Page and application data records
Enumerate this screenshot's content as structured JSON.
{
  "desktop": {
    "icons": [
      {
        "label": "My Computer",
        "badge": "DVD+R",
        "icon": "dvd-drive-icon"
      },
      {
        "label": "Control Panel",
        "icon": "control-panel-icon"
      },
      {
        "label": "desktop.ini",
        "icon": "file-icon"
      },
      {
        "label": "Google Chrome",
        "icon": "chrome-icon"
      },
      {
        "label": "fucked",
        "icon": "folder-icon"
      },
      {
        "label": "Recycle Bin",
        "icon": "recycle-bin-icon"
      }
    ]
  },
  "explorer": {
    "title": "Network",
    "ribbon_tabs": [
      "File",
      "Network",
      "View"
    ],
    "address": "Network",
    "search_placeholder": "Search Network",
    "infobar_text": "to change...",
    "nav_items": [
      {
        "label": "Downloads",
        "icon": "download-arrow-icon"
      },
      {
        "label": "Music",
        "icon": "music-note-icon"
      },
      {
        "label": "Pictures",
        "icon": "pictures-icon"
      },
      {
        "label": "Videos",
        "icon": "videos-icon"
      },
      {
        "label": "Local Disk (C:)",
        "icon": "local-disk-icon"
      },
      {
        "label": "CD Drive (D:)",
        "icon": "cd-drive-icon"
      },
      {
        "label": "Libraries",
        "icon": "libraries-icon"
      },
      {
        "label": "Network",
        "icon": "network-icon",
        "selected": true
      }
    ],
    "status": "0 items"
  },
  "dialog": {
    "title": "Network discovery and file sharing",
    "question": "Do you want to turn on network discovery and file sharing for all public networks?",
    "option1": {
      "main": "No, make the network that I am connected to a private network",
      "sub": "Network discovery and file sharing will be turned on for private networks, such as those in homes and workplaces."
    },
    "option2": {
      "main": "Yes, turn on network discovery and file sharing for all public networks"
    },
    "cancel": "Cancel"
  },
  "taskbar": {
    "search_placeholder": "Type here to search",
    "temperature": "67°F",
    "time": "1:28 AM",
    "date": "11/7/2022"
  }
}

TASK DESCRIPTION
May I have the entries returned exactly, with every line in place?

TASK RESPONSE
Enumerate this screenshot's content as structured JSON.
{
  "desktop": {
    "icons": [
      {
        "label": "My Computer",
        "badge": "DVD+R",
        "icon": "dvd-drive-icon"
      },
      {
        "label": "Control Panel",
        "icon": "control-panel-icon"
      },
      {
        "label": "desktop.ini",
        "icon": "file-icon"
      },
      {
        "label": "Google Chrome",
        "icon": "chrome-icon"
      },
      {
        "label": "fucked",
        "icon": "folder-icon"
      },
      {
        "label": "Recycle Bin",
        "icon": "recycle-bin-icon"
      }
    ]
  },
  "explorer": {
    "title": "Network",
    "ribbon_tabs": [
      "File",
      "Network",
      "View"
    ],
    "address": "Network",
    "search_placeholder": "Search Network",
    "infobar_text": "to change...",
    "nav_items": [
      {
        "label": "Downloads",
        "icon": "download-arrow-icon"
      },
      {
        "label": "Music",
        "icon": "music-note-icon"
      },
      {
        "label": "Pictures",
        "icon": "pictures-icon"
      },
      {
        "label": "Videos",
        "icon": "videos-icon"
      },
      {
        "label": "Local Disk (C:)",
        "icon": "local-disk-icon"
      },
      {
        "label": "CD Drive (D:)",
        "icon": "cd-drive-icon"
      },
      {
        "label": "Libraries",
        "icon": "libraries-icon"
      },
      {
        "label": "Network",
        "icon": "network-icon",
        "selected": true
      }
    ],
    "status": "0 items"
  },
  "dialog": {
    "title": "Network discovery and file sharing",
    "question": "Do you want to turn on network discovery and file sharing for all public networks?",
    "option1": {
      "main": "No, make the network that I am connected to a private network",
      "sub": "Network discovery and file sharing will be turned on for private networks, such as those in homes and workplaces."
    },
    "option2": {
      "main": "Yes, turn on network discovery and file sharing for all public networks"
    },
    "cancel": "Cancel"
  },
  "taskbar": {
    "search_placeholder": "Type here to search",
    "temperature": "67°F",
    "time": "1:28 AM",
    "date": "11/7/2022"
  }
}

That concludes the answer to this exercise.